It must learn, not just to make these arguments, but to embed them in the hearts of the working class: actively fight to break false dichotomies that separate the relatively well-paid plumber (working class because he’s got dirty hands, you see) from the minimum wage data entry gremlin (middle class, practically landed gentry). Just as the universal provision of healthcare saved the NHS from the worst neoliberal predations from the Thatcher era to now - rooted it in the ‘common sense’ of the people (look at the US for comparison; our collective attachment to the NHS is far from ‘natural’) - we must take other broad socialist ideas and intractably intermesh them with the lived-experience of the working class.

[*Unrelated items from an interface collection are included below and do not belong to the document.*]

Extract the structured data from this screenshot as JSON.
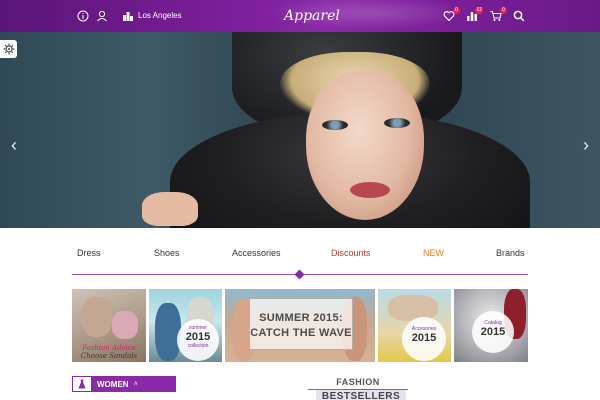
{
  "header": {
    "city": "Los Angeles",
    "logo": "Apparel",
    "icons": [
      "info-icon",
      "user-icon",
      "city-icon",
      "heart-icon",
      "compare-icon",
      "cart-icon",
      "search-icon"
    ],
    "badges": {
      "wishlist": "0",
      "compare": "12",
      "cart": "0"
    }
  },
  "hero": {
    "slide_count": 4,
    "active_slide": 1,
    "icons": [
      "arrow-left-icon",
      "arrow-right-icon",
      "gear-icon"
    ]
  },
  "nav": {
    "items": [
      {
        "label": "Dress",
        "color": "#333333"
      },
      {
        "label": "Shoes",
        "color": "#333333"
      },
      {
        "label": "Accessories",
        "color": "#333333"
      },
      {
        "label": "Discounts",
        "color": "#c0392b"
      },
      {
        "label": "NEW",
        "color": "#e67e22"
      },
      {
        "label": "Brands",
        "color": "#333333"
      }
    ]
  },
  "banners": {
    "advice": {
      "line1": "Fashion Advice",
      "line2": "Choose Sandals"
    },
    "summer": {
      "small_top": "summer",
      "year": "2015",
      "small_bottom": "collection"
    },
    "wave": {
      "line1": "SUMMER 2015:",
      "line2": "CATCH THE WAVE"
    },
    "accessories": {
      "small_top": "Accesories",
      "year": "2015"
    },
    "catalog": {
      "small_top": "Catalog",
      "year": "2015"
    }
  },
  "sidebar": {
    "women_label": "WOMEN"
  },
  "bestsellers": {
    "line1": "FASHION",
    "line2": "BESTSELLERS"
  },
  "colors": {
    "brand": "#8a2aa8",
    "accent": "#e0245e"
  }
}
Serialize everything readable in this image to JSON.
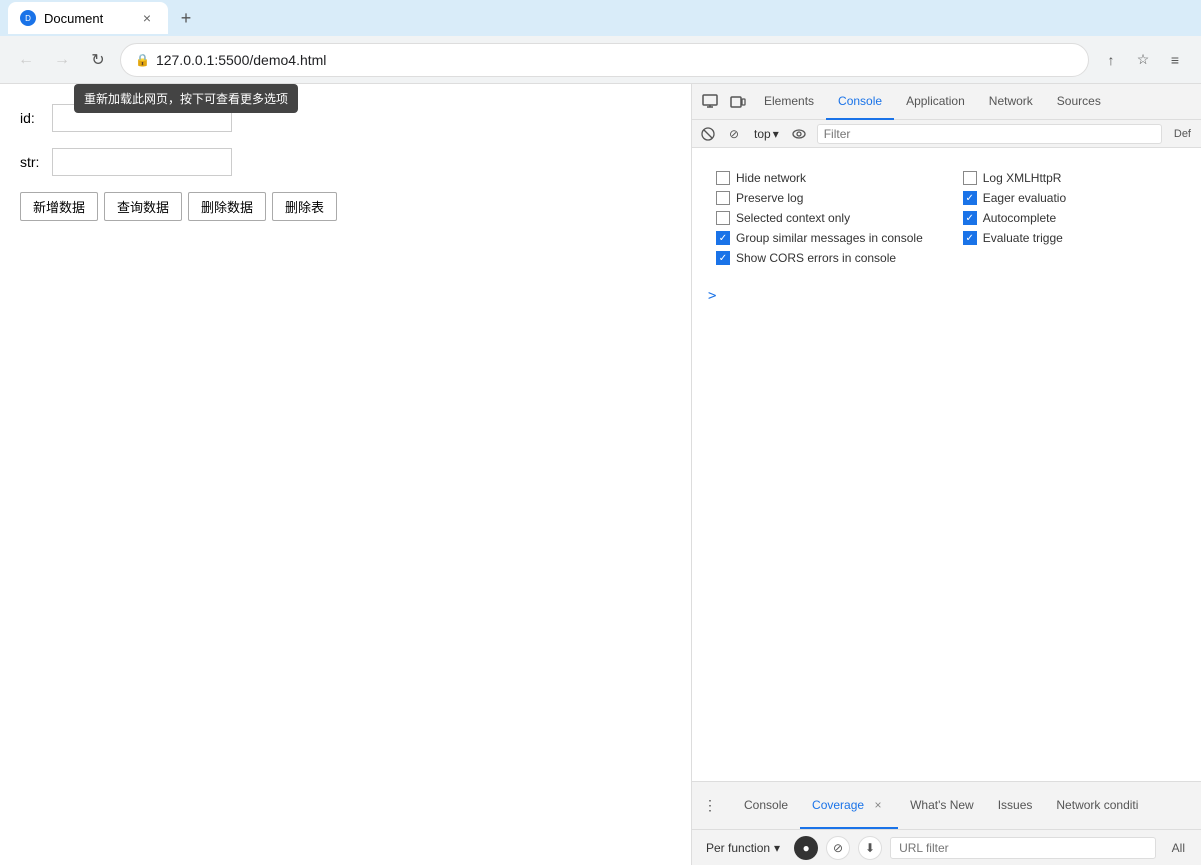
{
  "browser": {
    "tab": {
      "favicon": "D",
      "title": "Document",
      "close_icon": "×"
    },
    "new_tab_icon": "+",
    "address": {
      "lock_icon": "🔒",
      "url": "127.0.0.1:5500/demo4.html",
      "back_icon": "←",
      "forward_icon": "→",
      "reload_icon": "↻",
      "tooltip": "重新加载此网页，按下可查看更多选项",
      "share_icon": "↑",
      "bookmark_icon": "☆",
      "menu_icon": "≡"
    }
  },
  "webpage": {
    "id_label": "id:",
    "str_label": "str:",
    "id_placeholder": "",
    "str_placeholder": "",
    "buttons": [
      "新增数据",
      "查询数据",
      "删除数据",
      "删除表"
    ]
  },
  "devtools": {
    "top_tabs": [
      {
        "label": "Elements",
        "active": false
      },
      {
        "label": "Console",
        "active": true
      },
      {
        "label": "Application",
        "active": false
      },
      {
        "label": "Network",
        "active": false
      },
      {
        "label": "Sources",
        "active": false
      }
    ],
    "icons": {
      "inspect_icon": "⬚",
      "device_icon": "▭"
    },
    "console_toolbar": {
      "stop_icon": "⊘",
      "filter_placeholder": "Filter",
      "top_label": "top",
      "dropdown_arrow": "▾",
      "eye_icon": "👁",
      "def_label": "Def"
    },
    "settings": {
      "left_column": [
        {
          "label": "Hide network",
          "checked": false
        },
        {
          "label": "Preserve log",
          "checked": false
        },
        {
          "label": "Selected context only",
          "checked": false
        },
        {
          "label": "Group similar messages in console",
          "checked": true
        },
        {
          "label": "Show CORS errors in console",
          "checked": true
        }
      ],
      "right_column": [
        {
          "label": "Log XMLHttpR",
          "checked": false
        },
        {
          "label": "Eager evaluatio",
          "checked": true
        },
        {
          "label": "Autocomplete",
          "checked": true
        },
        {
          "label": "Evaluate trigge",
          "checked": true
        }
      ]
    },
    "prompt_arrow": ">",
    "bottom_drawer": {
      "menu_icon": "⋮",
      "tabs": [
        {
          "label": "Console",
          "active": false,
          "closeable": false
        },
        {
          "label": "Coverage",
          "active": true,
          "closeable": true
        },
        {
          "label": "What's New",
          "active": false,
          "closeable": false
        },
        {
          "label": "Issues",
          "active": false,
          "closeable": false
        },
        {
          "label": "Network conditi",
          "active": false,
          "closeable": false
        }
      ]
    },
    "coverage_bar": {
      "per_function_label": "Per function",
      "dropdown_arrow": "▾",
      "record_icon": "●",
      "stop_icon": "⊘",
      "download_icon": "⬇",
      "url_placeholder": "URL filter",
      "all_label": "All"
    }
  }
}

That way, the working class must be equipped with the tools it needs to carry on the struggle long after Corbyn, or even Momentum itself, has ceased to exist.

Momentum needs to teach people to instinctively bite that mendacious Tory bastard’s hand when he tries to offer them a ‘free’ council house. Momentum must put pressure on Labour, Corbyn et al, not necessarily through attack, but simply by tempting them into decisiveness, showing them the abundant raw materials available to them to transform society. Do you think we’d be have to deal with the Chris Leslies and Chuka Umunnas of the world if we could build from a working class fully aware of their vital and historic role? Umunna would still be some nobody DJing in his mum’s living room, rather than some nobody trying to lob bombs across Corbyn’s shoulder every five seconds.

So this is the task in front of Momentum as we head into the coming period. It’s given the ruling class a bloody nose - how does it work to lay them out completely? It must not only strike down the Tories, but salt the earth too; stop them from growing back. That can only come from diversifying its role. It needs to do more than pick up Labour’s slack- it needs to actively create a culture around itself that is not only capable of winning the next election, but the one after that, and then after that, and so on. We should look to hold power indefinitely (and I hope that pisses off the slugs), in as far as democracy allows. Momentum needs to build a culture of socialism where never again can some oh-so-knowing slime in a suit descend from on high to patronise us with tales of the inherent bigotry and hate of working people. It needs to make the Tories’ ‘real party of the working class’ line so utterly risible as to be pitiably unprintable. It’s no easy task, of course, but we should embrace the challenge.